EXERCISE REQUIREMENTS: Across the entries below, count the lines that contain the word "PostgreSQL" and reply with that number only.

RECORDED DATA:
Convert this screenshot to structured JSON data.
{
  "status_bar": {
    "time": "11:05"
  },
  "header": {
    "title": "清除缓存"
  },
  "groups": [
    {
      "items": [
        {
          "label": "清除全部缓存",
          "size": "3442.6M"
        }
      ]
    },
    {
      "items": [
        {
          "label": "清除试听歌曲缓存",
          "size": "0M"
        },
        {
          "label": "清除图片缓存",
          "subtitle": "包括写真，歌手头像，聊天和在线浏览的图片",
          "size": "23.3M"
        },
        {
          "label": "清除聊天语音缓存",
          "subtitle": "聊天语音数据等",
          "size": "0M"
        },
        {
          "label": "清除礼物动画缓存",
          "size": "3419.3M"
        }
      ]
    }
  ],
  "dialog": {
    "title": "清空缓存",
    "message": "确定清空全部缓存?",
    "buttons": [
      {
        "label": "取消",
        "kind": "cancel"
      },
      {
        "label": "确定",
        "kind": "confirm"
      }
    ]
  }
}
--
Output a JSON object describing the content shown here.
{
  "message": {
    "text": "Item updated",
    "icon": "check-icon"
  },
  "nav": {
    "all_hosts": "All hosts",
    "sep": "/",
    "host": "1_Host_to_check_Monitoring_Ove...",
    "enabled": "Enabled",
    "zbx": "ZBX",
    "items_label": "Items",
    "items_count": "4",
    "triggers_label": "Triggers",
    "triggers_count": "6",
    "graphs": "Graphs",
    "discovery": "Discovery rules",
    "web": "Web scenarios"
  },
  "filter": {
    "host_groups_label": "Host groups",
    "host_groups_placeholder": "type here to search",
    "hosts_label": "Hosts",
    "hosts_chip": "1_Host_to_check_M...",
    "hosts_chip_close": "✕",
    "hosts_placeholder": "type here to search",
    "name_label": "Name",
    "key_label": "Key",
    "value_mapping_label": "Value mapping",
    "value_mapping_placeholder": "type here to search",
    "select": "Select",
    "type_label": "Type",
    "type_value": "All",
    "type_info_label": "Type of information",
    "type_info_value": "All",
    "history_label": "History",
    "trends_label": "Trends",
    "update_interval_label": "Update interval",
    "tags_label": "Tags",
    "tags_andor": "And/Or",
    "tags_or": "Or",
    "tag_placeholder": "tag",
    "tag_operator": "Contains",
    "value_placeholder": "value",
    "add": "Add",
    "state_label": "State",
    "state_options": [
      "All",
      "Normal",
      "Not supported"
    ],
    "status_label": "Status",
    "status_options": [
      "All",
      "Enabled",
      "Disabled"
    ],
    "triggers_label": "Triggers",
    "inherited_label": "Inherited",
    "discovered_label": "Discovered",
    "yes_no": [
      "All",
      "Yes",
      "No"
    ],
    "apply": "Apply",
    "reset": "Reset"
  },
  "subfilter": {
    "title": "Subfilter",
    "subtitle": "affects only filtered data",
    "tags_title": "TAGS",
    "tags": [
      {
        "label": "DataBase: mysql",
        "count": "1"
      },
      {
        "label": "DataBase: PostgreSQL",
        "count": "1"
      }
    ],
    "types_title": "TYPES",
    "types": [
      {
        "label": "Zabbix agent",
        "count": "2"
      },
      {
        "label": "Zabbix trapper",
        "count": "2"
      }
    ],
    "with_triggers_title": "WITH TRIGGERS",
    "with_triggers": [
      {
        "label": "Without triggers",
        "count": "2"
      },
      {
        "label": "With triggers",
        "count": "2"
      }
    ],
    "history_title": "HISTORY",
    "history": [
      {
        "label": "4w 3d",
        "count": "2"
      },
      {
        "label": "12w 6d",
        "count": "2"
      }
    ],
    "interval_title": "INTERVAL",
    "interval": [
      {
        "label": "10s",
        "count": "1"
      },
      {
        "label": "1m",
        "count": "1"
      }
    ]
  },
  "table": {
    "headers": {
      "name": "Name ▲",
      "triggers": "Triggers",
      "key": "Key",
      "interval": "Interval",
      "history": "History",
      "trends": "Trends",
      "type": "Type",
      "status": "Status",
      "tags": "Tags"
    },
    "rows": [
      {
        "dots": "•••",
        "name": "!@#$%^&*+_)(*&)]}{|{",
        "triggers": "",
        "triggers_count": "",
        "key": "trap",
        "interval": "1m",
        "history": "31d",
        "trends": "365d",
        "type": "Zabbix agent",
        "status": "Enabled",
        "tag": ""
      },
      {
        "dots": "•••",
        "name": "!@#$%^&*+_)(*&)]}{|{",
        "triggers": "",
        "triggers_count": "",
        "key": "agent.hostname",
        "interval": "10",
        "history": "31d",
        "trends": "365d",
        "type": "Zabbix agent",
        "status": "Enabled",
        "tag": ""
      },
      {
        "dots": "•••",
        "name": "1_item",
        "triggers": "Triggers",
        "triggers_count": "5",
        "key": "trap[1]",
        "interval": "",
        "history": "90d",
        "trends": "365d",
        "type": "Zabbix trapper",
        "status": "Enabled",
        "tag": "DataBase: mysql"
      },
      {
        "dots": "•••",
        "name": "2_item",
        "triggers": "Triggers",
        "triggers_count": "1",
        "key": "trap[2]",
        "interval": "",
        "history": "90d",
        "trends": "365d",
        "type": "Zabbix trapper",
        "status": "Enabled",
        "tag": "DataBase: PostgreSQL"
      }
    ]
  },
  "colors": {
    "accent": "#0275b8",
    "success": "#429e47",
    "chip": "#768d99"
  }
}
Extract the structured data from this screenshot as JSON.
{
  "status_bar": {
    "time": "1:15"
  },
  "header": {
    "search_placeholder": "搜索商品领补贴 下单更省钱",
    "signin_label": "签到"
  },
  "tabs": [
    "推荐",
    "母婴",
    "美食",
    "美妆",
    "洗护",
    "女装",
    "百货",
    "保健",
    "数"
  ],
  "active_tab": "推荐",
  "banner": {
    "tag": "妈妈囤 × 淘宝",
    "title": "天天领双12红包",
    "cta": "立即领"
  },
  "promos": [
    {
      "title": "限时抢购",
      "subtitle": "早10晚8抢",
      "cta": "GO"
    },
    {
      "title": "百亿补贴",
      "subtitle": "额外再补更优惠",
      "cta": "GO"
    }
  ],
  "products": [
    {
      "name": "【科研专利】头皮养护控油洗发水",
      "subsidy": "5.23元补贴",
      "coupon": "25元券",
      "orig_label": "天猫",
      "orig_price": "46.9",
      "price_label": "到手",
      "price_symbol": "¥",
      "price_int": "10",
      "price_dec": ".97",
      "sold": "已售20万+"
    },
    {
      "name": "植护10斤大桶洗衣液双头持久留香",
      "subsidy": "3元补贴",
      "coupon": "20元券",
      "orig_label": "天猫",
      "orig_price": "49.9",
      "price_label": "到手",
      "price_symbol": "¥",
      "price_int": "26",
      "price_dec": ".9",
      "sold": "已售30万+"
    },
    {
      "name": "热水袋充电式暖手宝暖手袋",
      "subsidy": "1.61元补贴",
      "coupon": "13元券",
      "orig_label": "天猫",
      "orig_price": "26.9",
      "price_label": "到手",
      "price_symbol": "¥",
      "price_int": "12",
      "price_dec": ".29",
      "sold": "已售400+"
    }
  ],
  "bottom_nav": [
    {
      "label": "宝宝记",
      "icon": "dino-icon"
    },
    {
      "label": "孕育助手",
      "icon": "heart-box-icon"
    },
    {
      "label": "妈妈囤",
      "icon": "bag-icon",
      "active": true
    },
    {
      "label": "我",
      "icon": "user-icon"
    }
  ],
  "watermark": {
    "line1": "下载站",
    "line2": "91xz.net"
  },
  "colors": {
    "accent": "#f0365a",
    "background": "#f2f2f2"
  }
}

RESPONSE: 2